→ **Task to complete**:
Using the entries that follow, state how many lines contain "average", with no other words.

::: Given records :::

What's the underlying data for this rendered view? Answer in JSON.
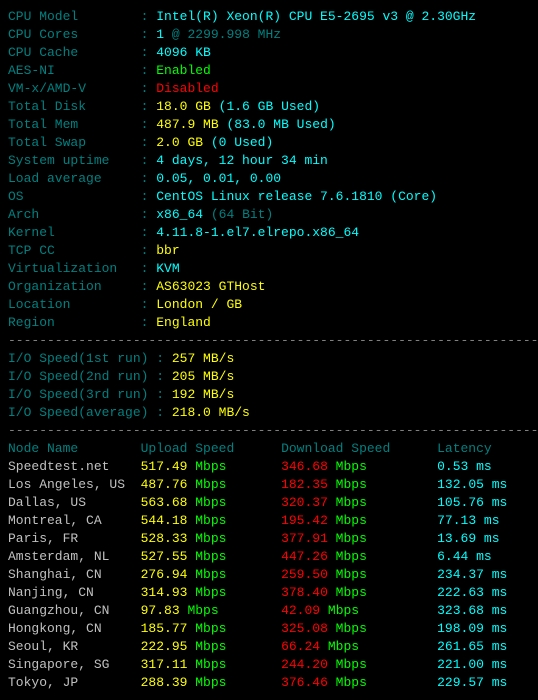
{
  "sysinfo": [
    {
      "label": "CPU Model",
      "value_main": "Intel(R) Xeon(R) CPU E5-2695 v3 @ 2.30GHz",
      "value_main_color": "aqua"
    },
    {
      "label": "CPU Cores",
      "value_main": "1",
      "value_main_color": "aqua",
      "value_sub": "@ 2299.998 MHz",
      "value_sub_color": "teal"
    },
    {
      "label": "CPU Cache",
      "value_main": "4096 KB",
      "value_main_color": "aqua"
    },
    {
      "label": "AES-NI",
      "value_main": "Enabled",
      "value_main_color": "green"
    },
    {
      "label": "VM-x/AMD-V",
      "value_main": "Disabled",
      "value_main_color": "red"
    },
    {
      "label": "Total Disk",
      "value_main": "18.0 GB",
      "value_main_color": "yellow",
      "value_sub": "(1.6 GB Used)",
      "value_sub_color": "aqua"
    },
    {
      "label": "Total Mem",
      "value_main": "487.9 MB",
      "value_main_color": "yellow",
      "value_sub": "(83.0 MB Used)",
      "value_sub_color": "aqua"
    },
    {
      "label": "Total Swap",
      "value_main": "2.0 GB",
      "value_main_color": "yellow",
      "value_sub": "(0 Used)",
      "value_sub_color": "aqua"
    },
    {
      "label": "System uptime",
      "value_main": "4 days, 12 hour 34 min",
      "value_main_color": "aqua"
    },
    {
      "label": "Load average",
      "value_main": "0.05, 0.01, 0.00",
      "value_main_color": "aqua"
    },
    {
      "label": "OS",
      "value_main": "CentOS Linux release 7.6.1810 (Core)",
      "value_main_color": "aqua"
    },
    {
      "label": "Arch",
      "value_main": "x86_64",
      "value_main_color": "aqua",
      "value_sub": "(64 Bit)",
      "value_sub_color": "teal"
    },
    {
      "label": "Kernel",
      "value_main": "4.11.8-1.el7.elrepo.x86_64",
      "value_main_color": "aqua"
    },
    {
      "label": "TCP CC",
      "value_main": "bbr",
      "value_main_color": "yellow"
    },
    {
      "label": "Virtualization",
      "value_main": "KVM",
      "value_main_color": "aqua"
    },
    {
      "label": "Organization",
      "value_main": "AS63023 GTHost",
      "value_main_color": "yellow"
    },
    {
      "label": "Location",
      "value_main": "London / GB",
      "value_main_color": "yellow"
    },
    {
      "label": "Region",
      "value_main": "England",
      "value_main_color": "yellow"
    }
  ],
  "divider": "----------------------------------------------------------------------",
  "io_label_width": 19,
  "io": [
    {
      "label": "I/O Speed(1st run)",
      "value": "257 MB/s"
    },
    {
      "label": "I/O Speed(2nd run)",
      "value": "205 MB/s"
    },
    {
      "label": "I/O Speed(3rd run)",
      "value": "192 MB/s"
    },
    {
      "label": "I/O Speed(average)",
      "value": "218.0 MB/s"
    }
  ],
  "net_header": {
    "c1": "Node Name",
    "c2": "Upload Speed",
    "c3": "Download Speed",
    "c4": "Latency"
  },
  "net_rows": [
    {
      "name": "Speedtest.net",
      "up": "517.49",
      "down": "346.68",
      "lat": "0.53 ms"
    },
    {
      "name": "Los Angeles, US",
      "up": "487.76",
      "down": "182.35",
      "lat": "132.05 ms"
    },
    {
      "name": "Dallas, US",
      "up": "563.68",
      "down": "320.37",
      "lat": "105.76 ms"
    },
    {
      "name": "Montreal, CA",
      "up": "544.18",
      "down": "195.42",
      "lat": "77.13 ms"
    },
    {
      "name": "Paris, FR",
      "up": "528.33",
      "down": "377.91",
      "lat": "13.69 ms"
    },
    {
      "name": "Amsterdam, NL",
      "up": "527.55",
      "down": "447.26",
      "lat": "6.44 ms"
    },
    {
      "name": "Shanghai, CN",
      "up": "276.94",
      "down": "259.50",
      "lat": "234.37 ms"
    },
    {
      "name": "Nanjing, CN",
      "up": "314.93",
      "down": "378.40",
      "lat": "222.63 ms"
    },
    {
      "name": "Guangzhou, CN",
      "up": "97.83",
      "down": "42.09",
      "lat": "323.68 ms"
    },
    {
      "name": "Hongkong, CN",
      "up": "185.77",
      "down": "325.08",
      "lat": "198.09 ms"
    },
    {
      "name": "Seoul, KR",
      "up": "222.95",
      "down": "66.24",
      "lat": "261.65 ms"
    },
    {
      "name": "Singapore, SG",
      "up": "317.11",
      "down": "244.20",
      "lat": "221.00 ms"
    },
    {
      "name": "Tokyo, JP",
      "up": "288.39",
      "down": "376.46",
      "lat": "229.57 ms"
    }
  ],
  "unit_mbps": "Mbps",
  "colon": ":"
}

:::

→ **Result of the task**:
2